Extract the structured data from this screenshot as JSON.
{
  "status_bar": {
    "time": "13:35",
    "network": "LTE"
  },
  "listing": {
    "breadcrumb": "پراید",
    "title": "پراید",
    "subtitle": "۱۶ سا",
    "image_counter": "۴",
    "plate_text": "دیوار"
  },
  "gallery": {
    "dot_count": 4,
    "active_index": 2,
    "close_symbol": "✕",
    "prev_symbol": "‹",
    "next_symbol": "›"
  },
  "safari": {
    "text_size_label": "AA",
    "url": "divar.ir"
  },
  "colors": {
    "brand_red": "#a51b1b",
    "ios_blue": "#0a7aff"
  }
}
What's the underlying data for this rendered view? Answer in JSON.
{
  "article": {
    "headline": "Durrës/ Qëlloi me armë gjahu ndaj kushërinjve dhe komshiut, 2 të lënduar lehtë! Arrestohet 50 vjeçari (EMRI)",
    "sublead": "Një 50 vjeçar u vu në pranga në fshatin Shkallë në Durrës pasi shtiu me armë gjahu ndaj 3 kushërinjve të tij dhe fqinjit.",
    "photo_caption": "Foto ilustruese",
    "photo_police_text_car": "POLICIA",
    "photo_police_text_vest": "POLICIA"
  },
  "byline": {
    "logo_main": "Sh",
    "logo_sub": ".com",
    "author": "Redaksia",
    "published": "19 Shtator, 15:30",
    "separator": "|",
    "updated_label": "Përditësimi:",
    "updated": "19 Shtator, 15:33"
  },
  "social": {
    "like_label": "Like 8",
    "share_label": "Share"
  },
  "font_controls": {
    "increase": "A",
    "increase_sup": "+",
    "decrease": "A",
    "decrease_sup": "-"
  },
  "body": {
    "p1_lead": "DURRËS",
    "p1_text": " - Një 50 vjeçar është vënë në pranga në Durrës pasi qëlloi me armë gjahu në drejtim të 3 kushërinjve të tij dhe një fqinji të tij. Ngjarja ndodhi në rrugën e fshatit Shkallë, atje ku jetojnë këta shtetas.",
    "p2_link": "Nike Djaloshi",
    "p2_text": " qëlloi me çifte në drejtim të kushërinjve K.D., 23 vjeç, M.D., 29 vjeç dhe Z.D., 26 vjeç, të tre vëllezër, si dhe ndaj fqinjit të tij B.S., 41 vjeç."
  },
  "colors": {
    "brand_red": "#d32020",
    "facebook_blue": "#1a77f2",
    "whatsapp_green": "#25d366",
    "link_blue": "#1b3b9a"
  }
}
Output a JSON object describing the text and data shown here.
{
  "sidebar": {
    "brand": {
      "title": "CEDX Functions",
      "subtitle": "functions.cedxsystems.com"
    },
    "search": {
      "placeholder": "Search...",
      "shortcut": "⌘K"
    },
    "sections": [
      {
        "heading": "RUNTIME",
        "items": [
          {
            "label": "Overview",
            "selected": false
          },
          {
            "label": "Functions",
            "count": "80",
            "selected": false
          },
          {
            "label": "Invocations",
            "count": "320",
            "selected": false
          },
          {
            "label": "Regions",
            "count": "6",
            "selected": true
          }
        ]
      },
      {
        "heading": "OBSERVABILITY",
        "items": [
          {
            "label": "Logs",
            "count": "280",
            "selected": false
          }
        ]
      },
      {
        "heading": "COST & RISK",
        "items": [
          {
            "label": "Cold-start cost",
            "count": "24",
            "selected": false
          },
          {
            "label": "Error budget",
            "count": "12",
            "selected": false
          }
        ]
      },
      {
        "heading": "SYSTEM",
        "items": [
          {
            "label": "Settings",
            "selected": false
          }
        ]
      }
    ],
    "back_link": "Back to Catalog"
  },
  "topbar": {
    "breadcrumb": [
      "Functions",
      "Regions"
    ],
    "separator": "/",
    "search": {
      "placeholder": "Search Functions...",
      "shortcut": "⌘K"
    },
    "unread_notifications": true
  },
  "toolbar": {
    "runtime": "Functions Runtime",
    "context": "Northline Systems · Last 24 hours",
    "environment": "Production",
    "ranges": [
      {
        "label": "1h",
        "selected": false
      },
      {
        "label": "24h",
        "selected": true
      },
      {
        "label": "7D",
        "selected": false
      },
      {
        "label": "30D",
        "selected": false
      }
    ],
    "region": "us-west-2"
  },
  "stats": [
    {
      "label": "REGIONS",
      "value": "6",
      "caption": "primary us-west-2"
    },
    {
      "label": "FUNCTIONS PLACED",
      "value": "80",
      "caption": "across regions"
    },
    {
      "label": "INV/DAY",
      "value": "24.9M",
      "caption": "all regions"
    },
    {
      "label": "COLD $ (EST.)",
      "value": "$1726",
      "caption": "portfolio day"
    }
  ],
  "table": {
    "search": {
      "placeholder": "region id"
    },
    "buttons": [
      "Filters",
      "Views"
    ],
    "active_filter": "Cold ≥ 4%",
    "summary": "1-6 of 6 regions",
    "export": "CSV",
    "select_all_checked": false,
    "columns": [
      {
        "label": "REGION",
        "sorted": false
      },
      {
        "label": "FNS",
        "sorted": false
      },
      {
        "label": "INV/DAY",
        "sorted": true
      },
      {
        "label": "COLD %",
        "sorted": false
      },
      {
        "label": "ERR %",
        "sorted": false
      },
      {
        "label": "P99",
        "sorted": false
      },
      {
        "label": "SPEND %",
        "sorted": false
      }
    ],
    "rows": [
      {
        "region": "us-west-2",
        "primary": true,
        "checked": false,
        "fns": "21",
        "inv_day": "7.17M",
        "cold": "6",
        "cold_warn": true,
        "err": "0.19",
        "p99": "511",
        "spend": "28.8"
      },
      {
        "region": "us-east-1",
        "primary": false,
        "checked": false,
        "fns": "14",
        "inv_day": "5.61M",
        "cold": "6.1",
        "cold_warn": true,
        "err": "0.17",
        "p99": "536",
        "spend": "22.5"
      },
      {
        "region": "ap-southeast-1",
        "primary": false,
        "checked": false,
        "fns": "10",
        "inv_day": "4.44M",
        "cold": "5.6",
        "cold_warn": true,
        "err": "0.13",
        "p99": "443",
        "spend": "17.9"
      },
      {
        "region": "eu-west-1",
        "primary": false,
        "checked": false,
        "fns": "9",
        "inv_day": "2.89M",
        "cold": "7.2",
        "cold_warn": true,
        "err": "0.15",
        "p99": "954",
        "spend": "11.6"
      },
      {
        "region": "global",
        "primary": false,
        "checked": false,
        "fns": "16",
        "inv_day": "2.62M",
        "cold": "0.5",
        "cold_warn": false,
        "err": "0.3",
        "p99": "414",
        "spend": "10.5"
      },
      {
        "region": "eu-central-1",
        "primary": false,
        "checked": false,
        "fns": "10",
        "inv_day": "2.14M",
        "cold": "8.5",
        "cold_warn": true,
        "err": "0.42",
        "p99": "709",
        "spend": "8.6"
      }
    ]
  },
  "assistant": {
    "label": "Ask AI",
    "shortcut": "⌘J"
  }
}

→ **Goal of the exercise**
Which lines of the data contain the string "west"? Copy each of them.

→ **Answer for the task**
    "region": "us-west-2"
      "caption": "primary us-west-2"
        "region": "us-west-2",
        "region": "eu-west-1",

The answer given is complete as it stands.